|ASUS P6X58D-Premium SATA6G Motherboard|
|Reviews - Featured Reviews: Motherboards|
|Written by Olin Coles|
|Thursday, 18 February 2010|
Page 10 of 17
EVEREST CPU Benchmarks
Lavalys EVEREST Ultimate Edition is an industry leading system diagnostics and benchmarking solution for enthusiasts PC users, based on the award-winning EVEREST Technology. During system optimizations and tweaking it provides essential system and overclock information, advanced hardware monitoring and diagnostics capabilities to check the effects of the applied settings. CPU, FPU and memory benchmarks are available to measure the actual system performance and compare it to previous states or other systems. Furthermore, complete software, operating system and security information makes EVEREST Ultimate Edition a comprehensive system diagnostics tool that offers a total of 100 pages of information about your PC.
All of the benchmarks used in our test bed: Queen, Photoworxx, ZLib, and AES, all rely on basic x86 instructions, and consume very low system memory while also being aware of HyperThreading, multi-processors, and multi-core processors. While the EVEREST CPU tests really only compare the processor performance more than it measures platforms, it still offers a glimpse into what kind of power each platform possesses.
Queen and Photoworxx tests are synthetic benchmarks that operate the function many times over and over-exaggerate by several magnitudes what the real-world performance would be like. The Queen benchmark focuses on the branch prediction capabilities and misprediction penalties of the CPU. It does this by finding possible solutions to the classic queen problem on a chessboard. At the same clock speed theoretically the processor with the shorter pipeline and smaller misprediction penalties will attain higher benchmark scores.
Since the exact same Intel Core i7-920 processor was used for all tests it's not surprising to see similar results reported in each benchmark; which is why we're focusing on finding the trend. If we consider the Gigabyte GA-EX58-UD4P to be our reference, then the GA-X58A-UD7 performs 1.25% better and the ASUS P6X58D-Premium motherboard offered a 5.29% improvement in CPU-Queen calculations.

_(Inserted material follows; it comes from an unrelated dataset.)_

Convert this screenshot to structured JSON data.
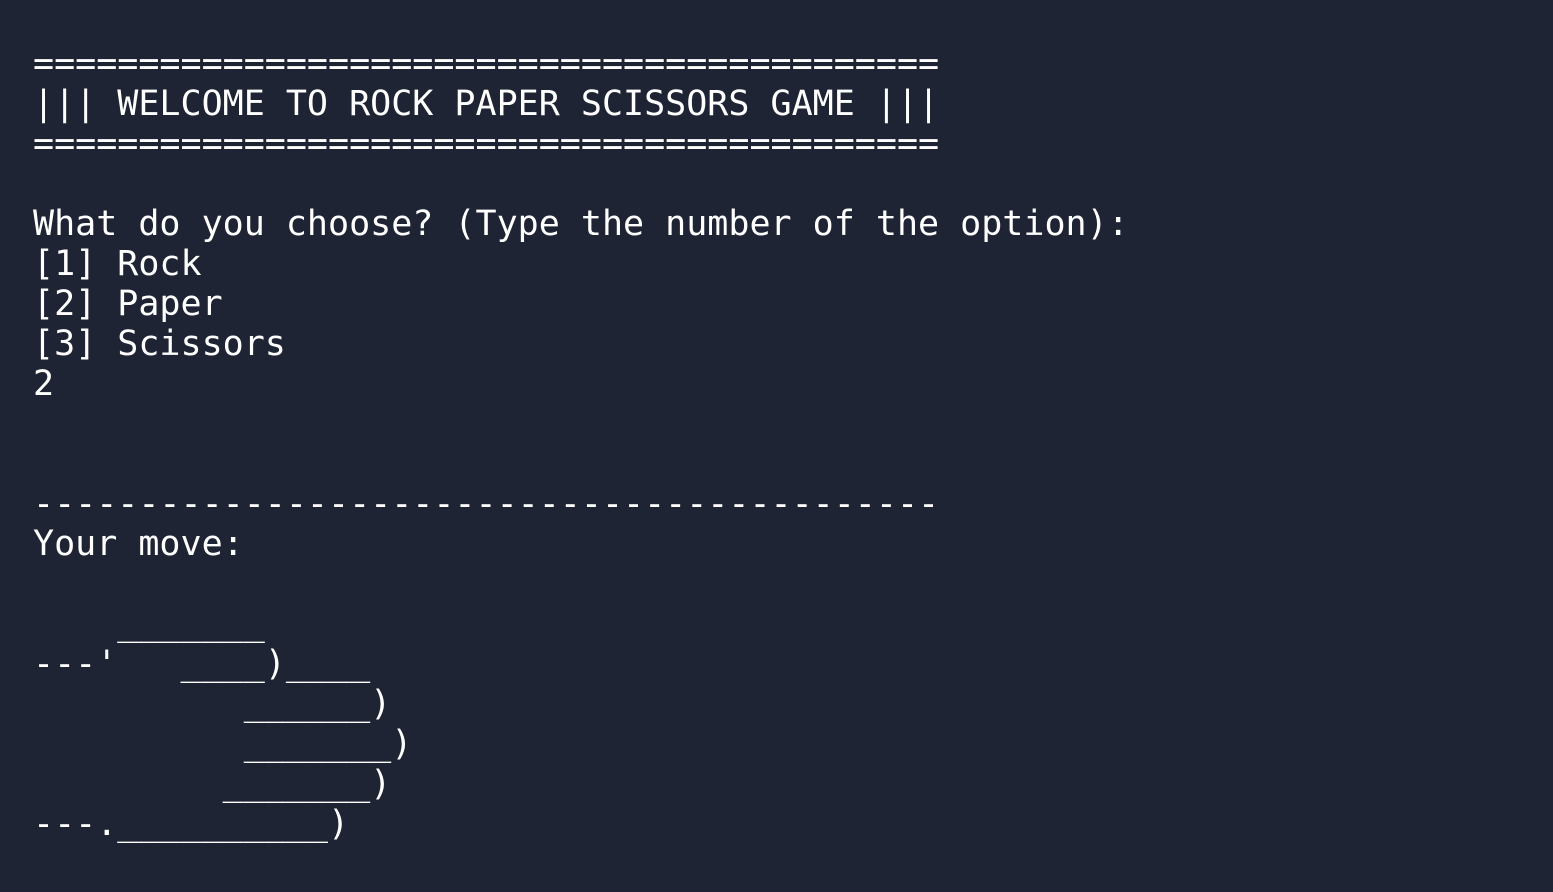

Like the Queen benchmark, the Photoworxx tests for penalties against pipeline architecture. The synthetic Photoworxx benchmark stresses the integer arithmetic and multiplication execution units of the CPU and also the memory subsystem. Due to the fact that this test performs high memory read/write traffic, it cannot effectively scale in situations where more than two processing threads are used. The EVEREST Photoworxx benchmark performs the following tasks on a very large RGB image:
Using the Gigabyte GA-EX58-UD4P motherboard as a point of reference, the Core i7-920 performed only 1.28% better at PhotoWorxx tasks, while the ASUS P6X58D-Premium motherboard delivered a 3.73% increase.
The Zip Library test measures combined CPU and memory subsystem performance through the public ZLib compression library. ZLib is designed as a free lossless data compression library for use on virtually any computer hardware and operating system. The ZLib data format is itself portable across platforms and has a footprint independent of input data that can be reduced at some cost in compression.
Zip-library performance produced 90,050 KBps with the EX-58-UD4 motherboard, while the Gigabyte GA-X58A-UD7 delivered a slight 0.9% increase and the ASUS P6X58D-Premium motherboard rendered a 4.71% boost.
The AES integer benchmark measures CPU performance using AES data encryption. It utilizes Vincent Rijmen, Antoon Bosselaers and Paulo Barreto's public domain C code in ECB mode and consumes 48 MB of memory.
The Gigabyte EX58-UD4 motherboard produced a 21261 score in AES benchmark, with the Gigabyte GA-X58A-UD7 leading by only 1.27% and the ASUS P6X58D-Premium motherboard by 5.31%.
The memory tests are included for illustration, since the system memory bandwidth offers a very minor impact on gaming performance and real-world experience. Nevertheless, it's evident from the results that not all motherboards respond to identical memory kits and settings in the same way.
The Gigabyte GA-X58A-UD7 motherboard delivered the best memory read, write, and copy performance, followed by the ASUS P6X58D-Premium and then the EX58-UD4 motherboard.
In summary, the ASUS P6X58D-Premium motherboard offered a decent 5% boost to CPU performance in Everest CPU benchmark tests while delivering average memory bandwidth.